The group are welcoming the announcement as it had already aired its views that a scheme like this was vital for the development of the UK’s industry. In April 2007 the BSG independent advisory group published a ‘Pipe Dreams Report’ in which it was stated that there was a two-year window to “create the right environment for next generation deployment in the UK”.
Commenting on BT’s announcement, Antony Walker, CEO of the BSG said “There has been a question mark hanging over the UK telecoms sector for the last 18 months about how we move to next generation broadband. Today’s announcement is by no means the whole answer, there are still questions about the regulatory framework and how we extend services to more rural areas, but it is a very significant step forward.” Walker also said that he hoped that Ofcom could “move quickly to create a regulatory framework that both enables large-scale investment and ensures effective competition”.
The BSG sees the new proposed development from BT as being so important it is claiming it to be the start of Web 3.0.

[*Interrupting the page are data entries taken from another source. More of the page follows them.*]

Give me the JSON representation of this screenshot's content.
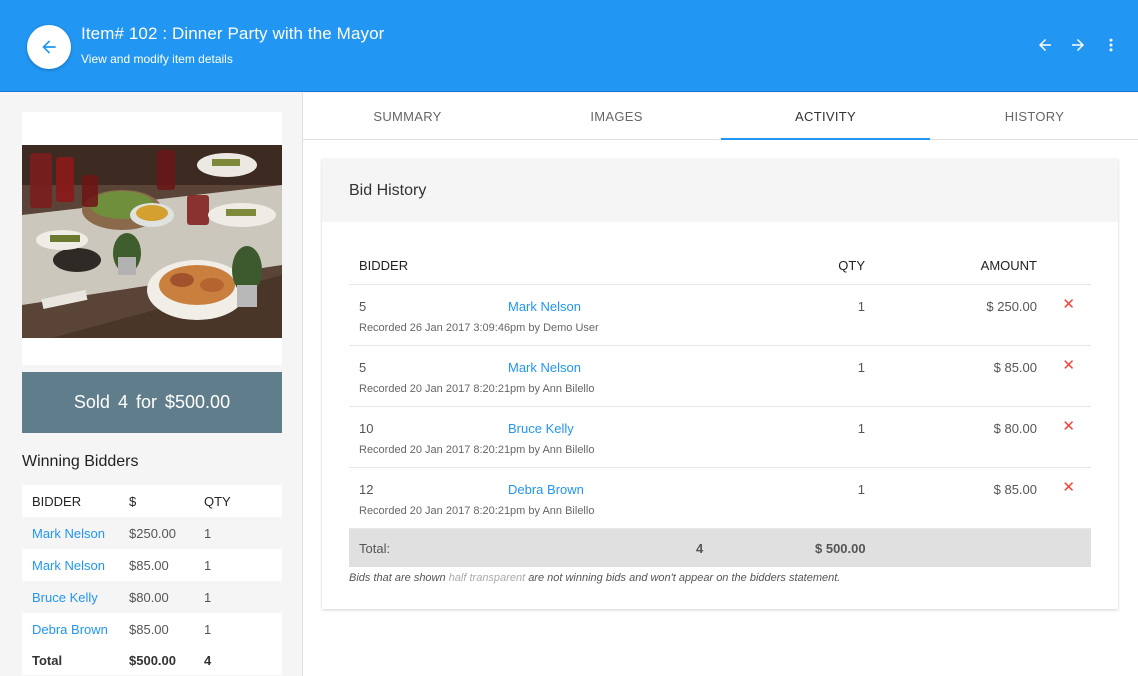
{
  "header": {
    "title": "Item# 102 : Dinner Party with the Mayor",
    "subtitle": "View and modify item details",
    "color": "#2196f3"
  },
  "sold": {
    "label": "Sold",
    "count": "4",
    "for_label": "for",
    "amount": "$500.00"
  },
  "winning": {
    "title": "Winning Bidders",
    "headers": [
      "BIDDER",
      "$",
      "QTY"
    ],
    "rows": [
      {
        "bidder": "Mark Nelson",
        "amount": "$250.00",
        "qty": "1"
      },
      {
        "bidder": "Mark Nelson",
        "amount": "$85.00",
        "qty": "1"
      },
      {
        "bidder": "Bruce Kelly",
        "amount": "$80.00",
        "qty": "1"
      },
      {
        "bidder": "Debra Brown",
        "amount": "$85.00",
        "qty": "1"
      }
    ],
    "total": {
      "label": "Total",
      "amount": "$500.00",
      "qty": "4"
    }
  },
  "tabs": [
    "SUMMARY",
    "IMAGES",
    "ACTIVITY",
    "HISTORY"
  ],
  "active_tab": "ACTIVITY",
  "bid_history": {
    "title": "Bid History",
    "headers": {
      "bidder": "BIDDER",
      "qty": "QTY",
      "amount": "AMOUNT"
    },
    "rows": [
      {
        "paddle": "5",
        "name": "Mark Nelson",
        "qty": "1",
        "amount": "$ 250.00",
        "recorded": "Recorded 26 Jan 2017 3:09:46pm by Demo User"
      },
      {
        "paddle": "5",
        "name": "Mark Nelson",
        "qty": "1",
        "amount": "$ 85.00",
        "recorded": "Recorded 20 Jan 2017 8:20:21pm by Ann Bilello"
      },
      {
        "paddle": "10",
        "name": "Bruce Kelly",
        "qty": "1",
        "amount": "$ 80.00",
        "recorded": "Recorded 20 Jan 2017 8:20:21pm by Ann Bilello"
      },
      {
        "paddle": "12",
        "name": "Debra Brown",
        "qty": "1",
        "amount": "$ 85.00",
        "recorded": "Recorded 20 Jan 2017 8:20:21pm by Ann Bilello"
      }
    ],
    "total": {
      "label": "Total:",
      "qty": "4",
      "amount": "$ 500.00"
    },
    "note_prefix": "Bids that are shown",
    "note_faint": "half transparent",
    "note_suffix": "are not winning bids and won't appear on the bidders statement."
  },
  "icons": {
    "back": "arrow-left-icon",
    "prev": "arrow-left-icon",
    "next": "arrow-right-icon",
    "menu": "more-vertical-icon",
    "delete": "close-icon"
  }
}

The BSG welcomes today’s announcement from BT that it plans to invest £1.5 billion in making next generation broadband available to up to 10 million homes by 2012.

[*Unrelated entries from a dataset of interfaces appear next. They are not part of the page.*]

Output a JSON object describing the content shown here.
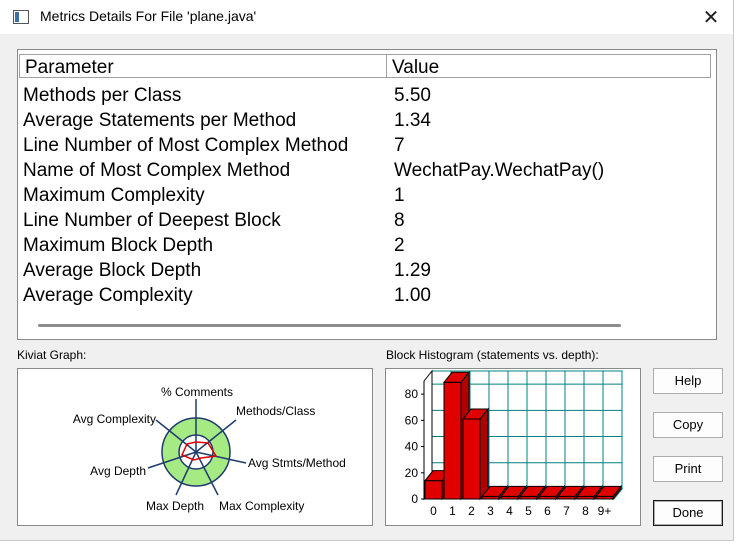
{
  "window": {
    "title": "Metrics Details For File 'plane.java'",
    "close_glyph": "✕"
  },
  "table": {
    "headers": [
      "Parameter",
      "Value"
    ],
    "rows": [
      [
        "Methods per Class",
        "5.50"
      ],
      [
        "Average Statements per Method",
        "1.34"
      ],
      [
        "Line Number of Most Complex Method",
        "7"
      ],
      [
        "Name of Most Complex Method",
        "WechatPay.WechatPay()"
      ],
      [
        "Maximum Complexity",
        "1"
      ],
      [
        "Line Number of Deepest Block",
        "8"
      ],
      [
        "Maximum Block Depth",
        "2"
      ],
      [
        "Average Block Depth",
        "1.29"
      ],
      [
        "Average Complexity",
        "1.00"
      ]
    ]
  },
  "kiviat": {
    "label": "Kiviat Graph:",
    "axes": [
      "% Comments",
      "Methods/Class",
      "Avg Stmts/Method",
      "Max Complexity",
      "Max Depth",
      "Avg Depth",
      "Avg Complexity"
    ]
  },
  "histogram": {
    "label": "Block Histogram (statements vs. depth):",
    "categories": [
      "0",
      "1",
      "2",
      "3",
      "4",
      "5",
      "6",
      "7",
      "8",
      "9+"
    ],
    "values": [
      14,
      89,
      61,
      2,
      2,
      2,
      2,
      2,
      2,
      2
    ],
    "y_ticks": [
      "0",
      "20",
      "40",
      "60",
      "80"
    ],
    "ylim": [
      0,
      90
    ],
    "bar_color": "#e00000",
    "grid_color": "#008080"
  },
  "buttons": {
    "help": "Help",
    "copy": "Copy",
    "print": "Print",
    "done": "Done"
  }
}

In April 2007, the BSG, - the UK’s leading independent advisory group on broadband - published its Pipe Dreams Report that stated that there was a two-year window to create the right environment for next generation broadband deployment in the UK.
Commenting on the announcement, Antony Walker, CEO of the BSG said “There has been a question mark hanging over the UK telecoms sector for the last 18 months about how we move to next generation broadband. Today’s announcement is by no means the whole answer, there are still questions about the regulatory framework and how we extend services to more rural areas, but it is a very significant step forward”.
BT’s announcement comes in response to increasing competition from cable and new mobile broadband services and growing demand for bandwidth from consumers. Walker described it as “a positive sign that the transition to next generation broadband can be market-led. The key question now will be whether Ofcom can move quickly to create a regulatory framework that both enables large-scale investment and ensures effective competition”.
The BSG believes that the move to next generation broadband will be at least as important as the move from narrowband to broadband. “It will bring about a revolution in the capability and quality of services and will enable the next big development of the internet. You could think of it as the catalyst for web 3.0”.
| BT's Superfast Broadband: Call or Bluff?
My first paper as a Yankee Group NGA analyst was published during my holiday. It's entitled BT's Superfast Broadband: Call or Bluff? It was written in collaboration with my colleague Camille Mendler and it analyses BT's July NGA announcement. If your company is a Yankee Group customer, you can access this piece on our webiste or through your internal market intelligence contacts.
If you're not, time to lobby the right people!
telco2.0 blog | 4 Aug 2008 | BT fibre roll-out: Do the numbers add up?
BT is at last moving on fibre. This is of interest because BT don’t own a cellular network, and their current residential copper access network is functionally separated — a very ‘Telco 2.0’ horizontal model. Is it possible to make money on new network builds without complete vertical integration and a monopoly on services?
We dig into the numbers, and work out whether BT’s shareholders should be concerned, or delighted. (...)